→ Exercise requirements
For this exercise, retype all the data exactly and exclude every image.

Start of Exercise material

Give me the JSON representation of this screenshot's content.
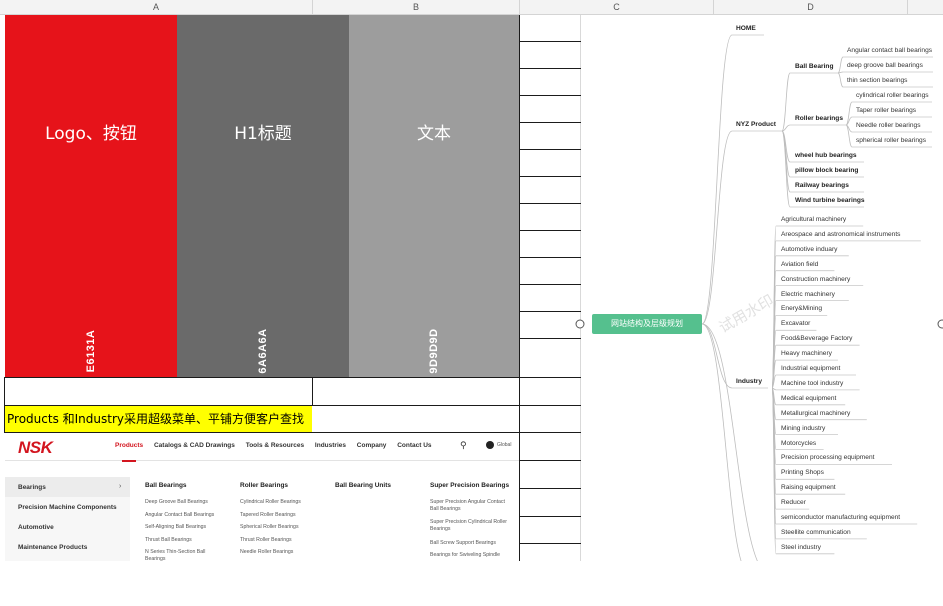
{
  "columns": [
    "A",
    "B",
    "C",
    "D"
  ],
  "swatches": [
    {
      "label": "Logo、按钮",
      "code": "E6131A",
      "color": "#E6131A"
    },
    {
      "label": "H1标题",
      "code": "6A6A6A",
      "color": "#6A6A6A"
    },
    {
      "label": "文本",
      "code": "9D9D9D",
      "color": "#9D9D9D"
    }
  ],
  "note": "Products 和Industry采用超级菜单、平铺方便客户查找",
  "nsk": {
    "logo": "NSK",
    "nav": [
      "Products",
      "Catalogs & CAD Drawings",
      "Tools & Resources",
      "Industries",
      "Company",
      "Contact Us"
    ],
    "search_icon": "⚲",
    "global_label": "Global",
    "sidebar": [
      "Bearings",
      "Precision Machine Components",
      "Automotive",
      "Maintenance Products"
    ],
    "sidebar_chevron": "›",
    "columns": [
      {
        "title": "Ball Bearings",
        "links": [
          "Deep Groove Ball Bearings",
          "Angular Contact Ball Bearings",
          "Self-Aligning Ball Bearings",
          "Thrust Ball Bearings",
          "N Series Thin-Section Ball Bearings"
        ]
      },
      {
        "title": "Roller Bearings",
        "links": [
          "Cylindrical Roller Bearings",
          "Tapered Roller Bearings",
          "Spherical Roller Bearings",
          "Thrust Roller Bearings",
          "Needle Roller Bearings"
        ]
      },
      {
        "title": "Ball Bearing Units",
        "links": []
      },
      {
        "title": "Super Precision Bearings",
        "links": [
          "Super Precision Angular Contact Ball Bearings",
          "Super Precision Cylindrical Roller Bearings",
          "Ball Screw Support Bearings",
          "Bearings for Swiveling Spindle"
        ]
      }
    ]
  },
  "mindmap": {
    "root": "网站结构及层级规划",
    "watermark": "试用水印",
    "home": "HOME",
    "product": "NYZ Product",
    "ball_bearing": "Ball Bearing",
    "ball_children": [
      "Angular contact ball bearings",
      "deep groove ball bearings",
      "thin section bearings"
    ],
    "roller_bearing": "Roller bearings",
    "roller_children": [
      "cylindrical roller bearings",
      "Taper roller bearings",
      "Needle roller bearings",
      "spherical roller bearings"
    ],
    "product_others": [
      "wheel hub bearings",
      "pillow block bearing",
      "Railway bearings",
      "Wind turbine bearings"
    ],
    "industry": "Industry",
    "industry_children": [
      "Agricultural machinery",
      "Areospace and astronomical instruments",
      "Automotive induary",
      "Aviation field",
      "Construction machinery",
      "Electric machinery",
      "Enery&Mining",
      "Excavator",
      "Food&Beverage Factory",
      "Heavy machinery",
      "Industrial equipment",
      "Machine tool industry",
      "Medical equipment",
      "Metallurgical machinery",
      "Mining industry",
      "Motorcycles",
      "Precision processing equipment",
      "Printing Shops",
      "Raising equipment",
      "Reducer",
      "semiconductor manufacturing equipment",
      "Steellite communication",
      "Steel industry"
    ]
  }
}
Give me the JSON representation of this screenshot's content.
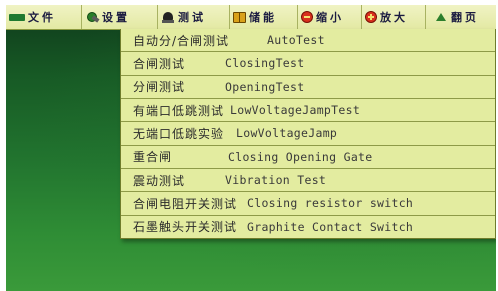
{
  "menubar": {
    "items": [
      {
        "label": "文件",
        "icon": "file-icon"
      },
      {
        "label": "设置",
        "icon": "settings-icon"
      },
      {
        "label": "测试",
        "icon": "test-icon"
      },
      {
        "label": "储能",
        "icon": "storage-icon"
      },
      {
        "label": "缩小",
        "icon": "zoom-out-icon"
      },
      {
        "label": "放大",
        "icon": "zoom-in-icon"
      },
      {
        "label": "翻页",
        "icon": "page-icon"
      }
    ]
  },
  "dropdown": {
    "items": [
      {
        "cn": "自动分/合闸测试",
        "en": "AutoTest"
      },
      {
        "cn": "合闸测试",
        "en": "ClosingTest"
      },
      {
        "cn": "分闸测试",
        "en": "OpeningTest"
      },
      {
        "cn": "有端口低跳测试",
        "en": "LowVoltageJampTest"
      },
      {
        "cn": "无端口低跳实验",
        "en": "LowVoltageJamp"
      },
      {
        "cn": "重合闸",
        "en": "Closing Opening Gate"
      },
      {
        "cn": "震动测试",
        "en": "Vibration Test"
      },
      {
        "cn": "合闸电阻开关测试",
        "en": "Closing resistor switch"
      },
      {
        "cn": "石墨触头开关测试",
        "en": "Graphite Contact Switch"
      }
    ]
  },
  "colors": {
    "menubar_bg": "#e3e9a3",
    "dropdown_bg": "#e3eca0",
    "screen_bg": "#1f6a2b"
  }
}
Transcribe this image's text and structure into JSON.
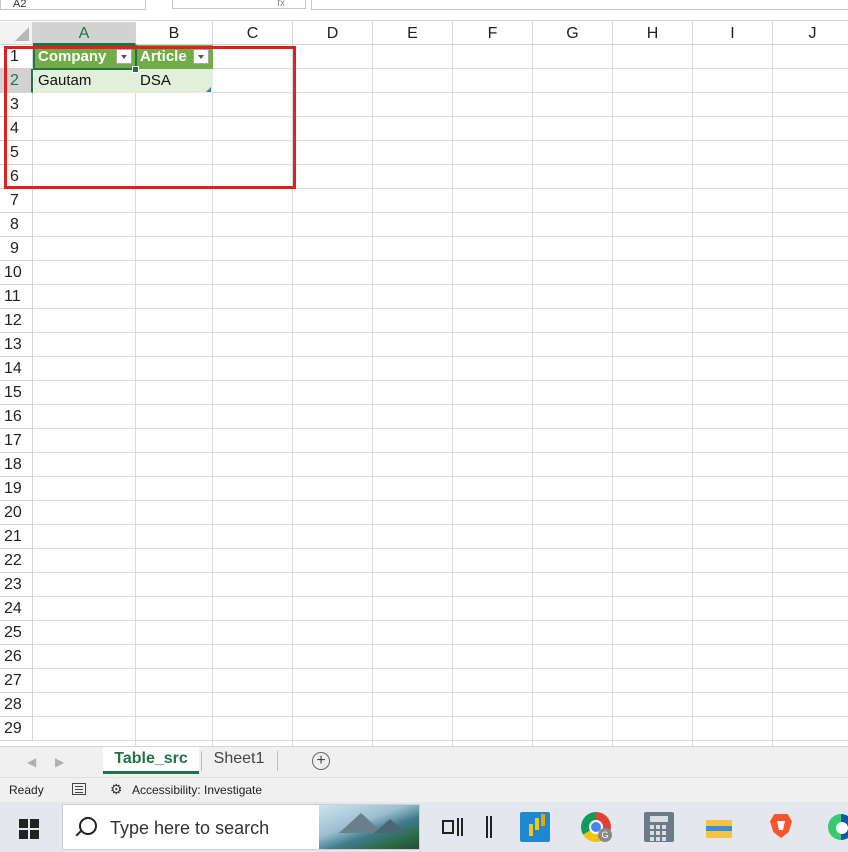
{
  "formula_bar": {
    "name_box": "A2",
    "fx_label": "fx"
  },
  "columns": [
    "A",
    "B",
    "C",
    "D",
    "E",
    "F",
    "G",
    "H",
    "I",
    "J"
  ],
  "rows": [
    "1",
    "2",
    "3",
    "4",
    "5",
    "6",
    "7",
    "8",
    "9",
    "10",
    "11",
    "12",
    "13",
    "14",
    "15",
    "16",
    "17",
    "18",
    "19",
    "20",
    "21",
    "22",
    "23",
    "24",
    "25",
    "26",
    "27",
    "28",
    "29"
  ],
  "table": {
    "headers": [
      "Company",
      "Article"
    ],
    "rows": [
      [
        "Gautam",
        "DSA"
      ]
    ]
  },
  "sheets": {
    "tabs": [
      "Table_src",
      "Sheet1"
    ],
    "active": "Table_src",
    "add_label": "+"
  },
  "status": {
    "ready": "Ready",
    "accessibility": "Accessibility: Investigate"
  },
  "taskbar": {
    "search_placeholder": "Type here to search",
    "chrome_badge": "G"
  },
  "colors": {
    "table_header": "#70ad47",
    "table_row": "#e2efda",
    "excel_green": "#217346",
    "highlight_red": "#e02020"
  }
}
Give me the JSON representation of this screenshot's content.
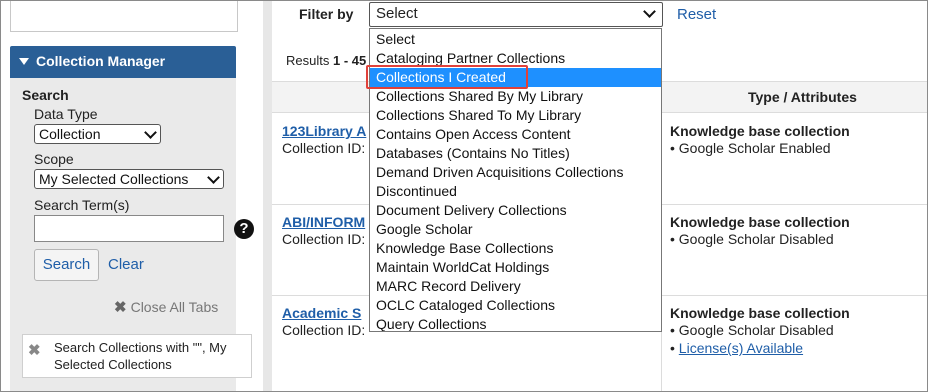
{
  "sidebar": {
    "panel_title": "Collection Manager",
    "search_heading": "Search",
    "data_type_label": "Data Type",
    "data_type_value": "Collection",
    "scope_label": "Scope",
    "scope_value": "My Selected Collections",
    "search_term_label": "Search Term(s)",
    "search_term_value": "",
    "help_icon": "?",
    "search_button": "Search",
    "clear_link": "Clear",
    "close_all_tabs_icon": "✖",
    "close_all_tabs": "Close All Tabs",
    "filter_tab_close_icon": "✖",
    "filter_tab_text": "Search Collections with \"\", My Selected Collections"
  },
  "main": {
    "filter_label": "Filter by",
    "filter_value": "Select",
    "reset_link": "Reset",
    "results_prefix": "Results",
    "results_range": "1 - 45",
    "type_header": "Type / Attributes",
    "rows": [
      {
        "name": "123Library A",
        "collection_id_label": "Collection ID:",
        "kb": "Knowledge base collection",
        "attrs": [
          "• Google Scholar Enabled"
        ],
        "license": ""
      },
      {
        "name": "ABI/INFORM",
        "collection_id_label": "Collection ID:",
        "kb": "Knowledge base collection",
        "attrs": [
          "• Google Scholar Disabled"
        ],
        "license": ""
      },
      {
        "name": "Academic S",
        "collection_id_label": "Collection ID:",
        "kb": "Knowledge base collection",
        "attrs": [
          "• Google Scholar Disabled"
        ],
        "license_bullet": "•",
        "license": "License(s) Available"
      }
    ]
  },
  "dropdown": {
    "highlighted_index": 2,
    "highlight_color": "#1e90ff",
    "callout_color": "#e0413a",
    "options": [
      "Select",
      "Cataloging Partner Collections",
      "Collections I Created",
      "Collections Shared By My Library",
      "Collections Shared To My Library",
      "Contains Open Access Content",
      "Databases (Contains No Titles)",
      "Demand Driven Acquisitions Collections",
      "Discontinued",
      "Document Delivery Collections",
      "Google Scholar",
      "Knowledge Base Collections",
      "Maintain WorldCat Holdings",
      "MARC Record Delivery",
      "OCLC Cataloged Collections",
      "Query Collections"
    ]
  },
  "colors": {
    "panel_header": "#2a5f96",
    "link": "#1f5ea8"
  }
}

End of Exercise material

→ Exercise output
Give me the JSON representation of this screenshot's content.
{
  "columns": [
    "A",
    "B",
    "C",
    "D"
  ],
  "swatches": [
    {
      "label": "Logo、按钮",
      "code": "E6131A",
      "color": "#E6131A"
    },
    {
      "label": "H1标题",
      "code": "6A6A6A",
      "color": "#6A6A6A"
    },
    {
      "label": "文本",
      "code": "9D9D9D",
      "color": "#9D9D9D"
    }
  ],
  "note": "Products 和Industry采用超级菜单、平铺方便客户查找",
  "nsk": {
    "logo": "NSK",
    "nav": [
      "Products",
      "Catalogs & CAD Drawings",
      "Tools & Resources",
      "Industries",
      "Company",
      "Contact Us"
    ],
    "search_icon": "⚲",
    "global_label": "Global",
    "sidebar": [
      "Bearings",
      "Precision Machine Components",
      "Automotive",
      "Maintenance Products"
    ],
    "sidebar_chevron": "›",
    "columns": [
      {
        "title": "Ball Bearings",
        "links": [
          "Deep Groove Ball Bearings",
          "Angular Contact Ball Bearings",
          "Self-Aligning Ball Bearings",
          "Thrust Ball Bearings",
          "N Series Thin-Section Ball Bearings"
        ]
      },
      {
        "title": "Roller Bearings",
        "links": [
          "Cylindrical Roller Bearings",
          "Tapered Roller Bearings",
          "Spherical Roller Bearings",
          "Thrust Roller Bearings",
          "Needle Roller Bearings"
        ]
      },
      {
        "title": "Ball Bearing Units",
        "links": []
      },
      {
        "title": "Super Precision Bearings",
        "links": [
          "Super Precision Angular Contact Ball Bearings",
          "Super Precision Cylindrical Roller Bearings",
          "Ball Screw Support Bearings",
          "Bearings for Swiveling Spindle"
        ]
      }
    ]
  },
  "mindmap": {
    "root": "网站结构及层级规划",
    "watermark": "试用水印",
    "home": "HOME",
    "product": "NYZ Product",
    "ball_bearing": "Ball Bearing",
    "ball_children": [
      "Angular contact ball bearings",
      "deep groove ball bearings",
      "thin section bearings"
    ],
    "roller_bearing": "Roller bearings",
    "roller_children": [
      "cylindrical roller bearings",
      "Taper roller bearings",
      "Needle roller bearings",
      "spherical roller bearings"
    ],
    "product_others": [
      "wheel hub bearings",
      "pillow block bearing",
      "Railway bearings",
      "Wind turbine bearings"
    ],
    "industry": "Industry",
    "industry_children": [
      "Agricultural machinery",
      "Areospace and astronomical instruments",
      "Automotive induary",
      "Aviation field",
      "Construction machinery",
      "Electric machinery",
      "Enery&Mining",
      "Excavator",
      "Food&Beverage Factory",
      "Heavy machinery",
      "Industrial equipment",
      "Machine tool industry",
      "Medical equipment",
      "Metallurgical machinery",
      "Mining industry",
      "Motorcycles",
      "Precision processing equipment",
      "Printing Shops",
      "Raising equipment",
      "Reducer",
      "semiconductor manufacturing equipment",
      "Steellite communication",
      "Steel industry"
    ]
  }
}
Give me the JSON representation of this screenshot's content.
{
  "menubar": {
    "items": [
      {
        "label": "文件",
        "icon": "file-icon"
      },
      {
        "label": "设置",
        "icon": "settings-icon"
      },
      {
        "label": "测试",
        "icon": "test-icon"
      },
      {
        "label": "储能",
        "icon": "storage-icon"
      },
      {
        "label": "缩小",
        "icon": "zoom-out-icon"
      },
      {
        "label": "放大",
        "icon": "zoom-in-icon"
      },
      {
        "label": "翻页",
        "icon": "page-icon"
      }
    ]
  },
  "dropdown": {
    "items": [
      {
        "cn": "自动分/合闸测试",
        "en": "AutoTest"
      },
      {
        "cn": "合闸测试",
        "en": "ClosingTest"
      },
      {
        "cn": "分闸测试",
        "en": "OpeningTest"
      },
      {
        "cn": "有端口低跳测试",
        "en": "LowVoltageJampTest"
      },
      {
        "cn": "无端口低跳实验",
        "en": "LowVoltageJamp"
      },
      {
        "cn": "重合闸",
        "en": "Closing Opening Gate"
      },
      {
        "cn": "震动测试",
        "en": "Vibration Test"
      },
      {
        "cn": "合闸电阻开关测试",
        "en": "Closing resistor switch"
      },
      {
        "cn": "石墨触头开关测试",
        "en": "Graphite Contact Switch"
      }
    ]
  },
  "colors": {
    "menubar_bg": "#e3e9a3",
    "dropdown_bg": "#e3eca0",
    "screen_bg": "#1f6a2b"
  }
}
Transcribe this image's text and structure into JSON.
{
  "formula_bar": {
    "name_box": "A2",
    "fx_label": "fx"
  },
  "columns": [
    "A",
    "B",
    "C",
    "D",
    "E",
    "F",
    "G",
    "H",
    "I",
    "J"
  ],
  "rows": [
    "1",
    "2",
    "3",
    "4",
    "5",
    "6",
    "7",
    "8",
    "9",
    "10",
    "11",
    "12",
    "13",
    "14",
    "15",
    "16",
    "17",
    "18",
    "19",
    "20",
    "21",
    "22",
    "23",
    "24",
    "25",
    "26",
    "27",
    "28",
    "29"
  ],
  "table": {
    "headers": [
      "Company",
      "Article"
    ],
    "rows": [
      [
        "Gautam",
        "DSA"
      ]
    ]
  },
  "sheets": {
    "tabs": [
      "Table_src",
      "Sheet1"
    ],
    "active": "Table_src",
    "add_label": "+"
  },
  "status": {
    "ready": "Ready",
    "accessibility": "Accessibility: Investigate"
  },
  "taskbar": {
    "search_placeholder": "Type here to search",
    "chrome_badge": "G"
  },
  "colors": {
    "table_header": "#70ad47",
    "table_row": "#e2efda",
    "excel_green": "#217346",
    "highlight_red": "#e02020"
  }
}
Give me the JSON representation of this screenshot's content.
{
  "sidebar": {
    "panel_title": "Collection Manager",
    "search_heading": "Search",
    "data_type_label": "Data Type",
    "data_type_value": "Collection",
    "scope_label": "Scope",
    "scope_value": "My Selected Collections",
    "search_term_label": "Search Term(s)",
    "search_term_value": "",
    "help_icon": "?",
    "search_button": "Search",
    "clear_link": "Clear",
    "close_all_tabs_icon": "✖",
    "close_all_tabs": "Close All Tabs",
    "filter_tab_close_icon": "✖",
    "filter_tab_text": "Search Collections with \"\", My Selected Collections"
  },
  "main": {
    "filter_label": "Filter by",
    "filter_value": "Select",
    "reset_link": "Reset",
    "results_prefix": "Results",
    "results_range": "1 - 45",
    "type_header": "Type / Attributes",
    "rows": [
      {
        "name": "123Library A",
        "collection_id_label": "Collection ID:",
        "kb": "Knowledge base collection",
        "attrs": [
          "• Google Scholar Enabled"
        ],
        "license": ""
      },
      {
        "name": "ABI/INFORM",
        "collection_id_label": "Collection ID:",
        "kb": "Knowledge base collection",
        "attrs": [
          "• Google Scholar Disabled"
        ],
        "license": ""
      },
      {
        "name": "Academic S",
        "collection_id_label": "Collection ID:",
        "kb": "Knowledge base collection",
        "attrs": [
          "• Google Scholar Disabled"
        ],
        "license_bullet": "•",
        "license": "License(s) Available"
      }
    ]
  },
  "dropdown": {
    "highlighted_index": 2,
    "highlight_color": "#1e90ff",
    "callout_color": "#e0413a",
    "options": [
      "Select",
      "Cataloging Partner Collections",
      "Collections I Created",
      "Collections Shared By My Library",
      "Collections Shared To My Library",
      "Contains Open Access Content",
      "Databases (Contains No Titles)",
      "Demand Driven Acquisitions Collections",
      "Discontinued",
      "Document Delivery Collections",
      "Google Scholar",
      "Knowledge Base Collections",
      "Maintain WorldCat Holdings",
      "MARC Record Delivery",
      "OCLC Cataloged Collections",
      "Query Collections"
    ]
  },
  "colors": {
    "panel_header": "#2a5f96",
    "link": "#1f5ea8"
  }
}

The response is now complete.